Here we are going to discuss about the StrongReference, PhantomReference, WeakReference and SoftReference. Reference classes are important in the context of how garbage collection works in Java memory model.
Garbage collector reclaims memory from objects which are eligible for garbage collection and this eligibility is decided upon what kind if reference is pointing to the object – WeakReference or SoftReference or PhantomReference.
Garbage collector reclaims memory eagerly from an object if WeakReference is pointing to it. On the other hand, an object with SoftReference is garbage collected if JVM absolutely needs memory.
SoftReference is useful in the situation, for example, when you need to implement cache for your application.
Whereas WeakReference is useful in the situation, for example, when you need to store metadata, i.e., ClassLoader reference. So if no class is loaded then you don’t need to keep the reference of ClassLoader.
ThreadLocal uses WeakReference internally. ThreadLocal values are stored into Threads. When a thread dies, all of its values through its ThreadLocal are garbage collected.
If you have a ThreadLocal as a final class member, which is a strong reference (StrongReference), then it won’t be garbage collected untill the class is unloaded.
Another simple example of StrongReference could be:
String name = "Soumitra"
The above code is written inside a class and the variable name has a strong reference to the String object name.
Obviously, the above String object is strong reference and required for the Java program.

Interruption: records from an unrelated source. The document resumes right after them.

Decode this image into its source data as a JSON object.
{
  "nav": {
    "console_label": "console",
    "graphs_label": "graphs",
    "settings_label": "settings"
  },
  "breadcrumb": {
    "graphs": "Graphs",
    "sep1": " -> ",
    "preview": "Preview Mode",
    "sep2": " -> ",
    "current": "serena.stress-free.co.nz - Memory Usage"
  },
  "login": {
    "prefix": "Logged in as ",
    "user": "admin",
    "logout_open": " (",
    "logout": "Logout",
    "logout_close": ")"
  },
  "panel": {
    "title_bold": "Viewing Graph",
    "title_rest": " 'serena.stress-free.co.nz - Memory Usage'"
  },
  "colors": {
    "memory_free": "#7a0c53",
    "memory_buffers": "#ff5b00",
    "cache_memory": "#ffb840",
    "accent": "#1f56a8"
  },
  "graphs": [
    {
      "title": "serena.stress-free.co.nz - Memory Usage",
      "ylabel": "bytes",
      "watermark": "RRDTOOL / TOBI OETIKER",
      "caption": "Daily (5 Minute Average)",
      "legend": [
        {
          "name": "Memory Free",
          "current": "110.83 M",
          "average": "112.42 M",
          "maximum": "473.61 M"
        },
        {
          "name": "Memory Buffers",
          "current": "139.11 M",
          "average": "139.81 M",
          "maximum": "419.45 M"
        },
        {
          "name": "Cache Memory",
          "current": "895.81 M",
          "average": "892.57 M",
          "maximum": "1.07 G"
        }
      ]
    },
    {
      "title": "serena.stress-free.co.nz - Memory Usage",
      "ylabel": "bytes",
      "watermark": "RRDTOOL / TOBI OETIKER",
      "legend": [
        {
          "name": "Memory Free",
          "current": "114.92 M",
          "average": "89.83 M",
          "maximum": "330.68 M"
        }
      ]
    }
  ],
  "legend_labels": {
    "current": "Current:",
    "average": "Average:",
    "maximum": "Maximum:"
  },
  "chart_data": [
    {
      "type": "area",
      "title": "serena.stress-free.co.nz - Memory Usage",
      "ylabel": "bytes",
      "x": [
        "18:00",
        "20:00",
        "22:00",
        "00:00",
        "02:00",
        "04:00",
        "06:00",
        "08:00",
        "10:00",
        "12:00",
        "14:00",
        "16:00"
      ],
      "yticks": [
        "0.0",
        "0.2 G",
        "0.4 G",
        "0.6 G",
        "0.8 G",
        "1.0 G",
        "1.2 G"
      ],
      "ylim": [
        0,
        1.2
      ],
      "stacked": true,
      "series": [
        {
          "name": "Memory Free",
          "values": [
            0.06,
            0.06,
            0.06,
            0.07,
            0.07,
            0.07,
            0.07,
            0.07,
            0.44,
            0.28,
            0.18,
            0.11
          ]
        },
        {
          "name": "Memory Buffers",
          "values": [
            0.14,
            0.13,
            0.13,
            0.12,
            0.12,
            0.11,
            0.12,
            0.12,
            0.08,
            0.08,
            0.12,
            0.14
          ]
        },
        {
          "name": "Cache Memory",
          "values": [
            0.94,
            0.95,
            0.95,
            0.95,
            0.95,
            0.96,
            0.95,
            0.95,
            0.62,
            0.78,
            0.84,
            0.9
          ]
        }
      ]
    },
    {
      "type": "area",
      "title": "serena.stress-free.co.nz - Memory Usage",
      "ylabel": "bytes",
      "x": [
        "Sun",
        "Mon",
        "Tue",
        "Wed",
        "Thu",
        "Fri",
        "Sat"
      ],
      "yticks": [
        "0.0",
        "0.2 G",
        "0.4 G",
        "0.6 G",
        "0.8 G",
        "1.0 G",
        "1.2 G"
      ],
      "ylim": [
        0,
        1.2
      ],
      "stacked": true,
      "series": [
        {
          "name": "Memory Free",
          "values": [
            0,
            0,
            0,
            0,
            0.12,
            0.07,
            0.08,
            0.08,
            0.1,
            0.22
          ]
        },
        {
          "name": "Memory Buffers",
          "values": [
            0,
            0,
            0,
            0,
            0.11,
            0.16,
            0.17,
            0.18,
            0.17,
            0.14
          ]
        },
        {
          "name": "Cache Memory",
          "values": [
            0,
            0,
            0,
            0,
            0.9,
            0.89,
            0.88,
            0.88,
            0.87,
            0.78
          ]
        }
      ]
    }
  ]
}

This kind of strong reference is not eligible for garbage collection.
Another example of WeakReference is WeakHashMap, where keys are weak referenced, with unique feature from other implementations of Map interface.
Java API already provides java.lang.ref.WeakReference class for creating WeakReference object, for example:

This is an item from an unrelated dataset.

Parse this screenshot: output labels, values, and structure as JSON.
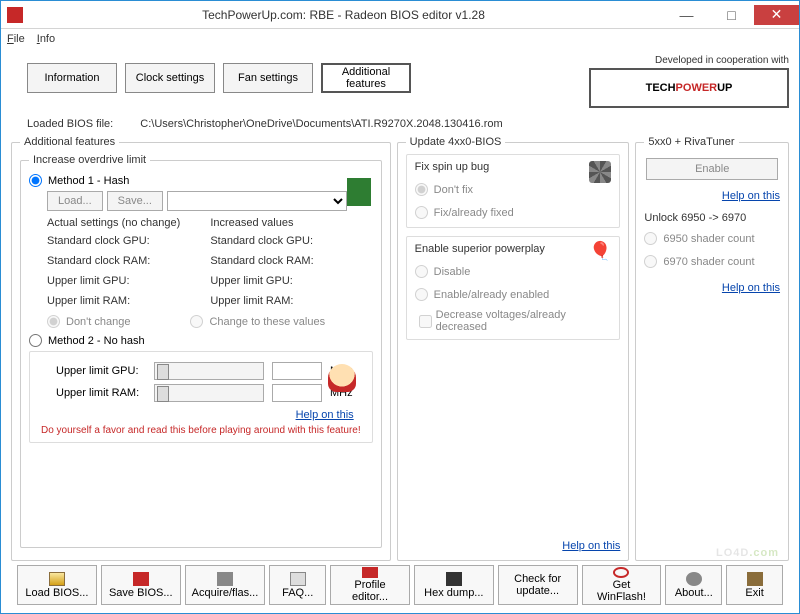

Vehicle vehicle = new Vehicle(); WeakReference<Vehicle> wkVehicleRef = new WeakReference<Vehicle>(vehicle); vehicle = null;
In the above code snippets, the first line, i.e., the vehicle object is a strong reference. The second line creates an object of WeakReference for vehicle. The third line where we assign null to vehicle object is eligible for garbage collection.

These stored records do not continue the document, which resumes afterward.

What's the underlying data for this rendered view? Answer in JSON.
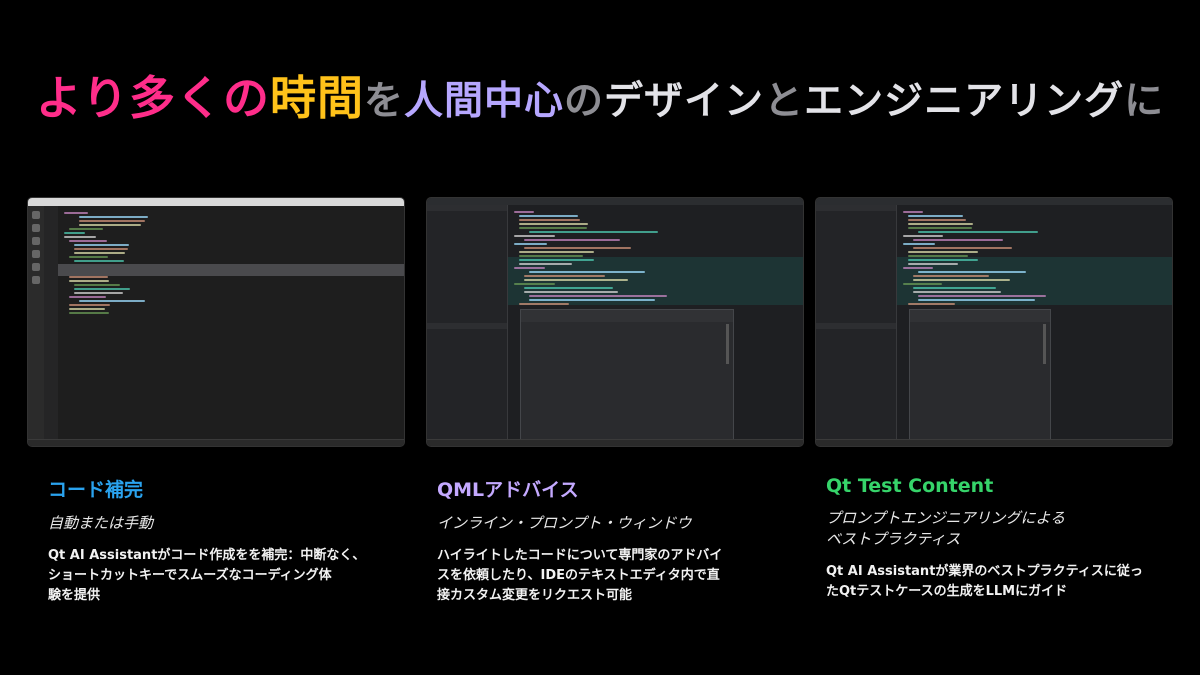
{
  "headline": {
    "part1": "より多くの",
    "part2": "時間",
    "part3": "を",
    "part4": "人間中心",
    "part5": "の",
    "part6": "デザイン",
    "part7": "と",
    "part8": "エンジニアリング",
    "part9": "に"
  },
  "colors": {
    "pink": "#ff2d8a",
    "yellow": "#ffc21a",
    "lavender": "#b6a7ff",
    "gray": "#8d8d93",
    "light": "#e3e3e8",
    "blue_title": "#2aa3ef",
    "purple_title": "#c4a9ff",
    "green_title": "#36d46a"
  },
  "features": [
    {
      "title": "コード補完",
      "subtitle": "自動または手動",
      "body": "Qt AI Assistantがコード作成をを補完：中断なく、\nショートカットキーでスムーズなコーディング体\n験を提供"
    },
    {
      "title": "QMLアドバイス",
      "subtitle": "インライン・プロンプト・ウィンドウ",
      "body": "ハイライトしたコードについて専門家のアドバイ\nスを依頼したり、IDEのテキストエディタ内で直\n接カスタム変更をリクエスト可能"
    },
    {
      "title": "Qt Test Content",
      "subtitle": "プロンプトエンジニアリングによる\nベストプラクティス",
      "body": "Qt AI Assistantが業界のベストプラクティスに従っ\nたQtテストケースの生成をLLMにガイド"
    }
  ]
}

Remember, once the object is eligible for garbage collection does not imply that this object gets cleaned up immediately, rather it solely depends on the garbage collector when it reclaims the memory from this object.
To get an object from WeakReference you need to use wkVehicleRef.get() and it may happen that you would get either actual vehicle object or null depending upon whether the object has already been cleaned up or not.
On the other hand had this been SoftReference instead of WeakReference, the vehicle object was not eligible for garbage collection.
The SoftReference class is represented by java.lang.ref.SoftReference. The SoftReference can be created for the above example as follows:
Vehicle vehicle = ... SoftReference<Vehicle> sftVehicleRef = new SoftReference<Vehicle>(vehicle); vehicle = null;
Now in the above code snippets, the vehicle object being SoftReference is not eligible for garbage collection unless JVM absolutely needs to reclaim the memory. Therefore garbage collector does not aggressively reclaim the memory for SoftReference objects unless there is no other option.
In case memory is absolutely needed by JVM and there is no other option but clear out the soft referenced objects, then the garbage collector clear out all soft referenced objects before JVM throws OutOfMemory error.
Another kind of reference, which is called PhantomReference represented by java.lang.ref.PhantomReference class and the object pointed by PhantomReference can be garbage collected any time whenever garbage collector likes to collect it.
PhantomReference can be created as given in the below example:
Vehicle vehicle = ... PhantomReference<Vehicle> phntmVehicleRef = new PhantomReference<Vehicle>(vehicle); vehicle = null;
PhantomReference is the weakest level of reference in Java programming language.
If we arrange the order of references, then order becomes strong -> soft-> weak -> phantom.
An object is phantomly referenced after it has been finalized.
PhantomReference can be used instead of a finalize method provided that the object is not resurrected during finalization. This allows the object to be garbage collected in a single cycle, rather than waiting for second garbage collection cycle to ensure that the object has not been resurrected.
A second use of phantom reference is to detect exactly when an object has been removed from memory (by using in combination with a ReferenceQueue object), ensuring that its memory is available, for example deferring allocation of a large amount of memory (e.g., a large image) until previous memory is freed (Wikipedia).
That’s all about strong, soft, weak and phantom references in Java programming language.
Thanks for reading.Tags: Map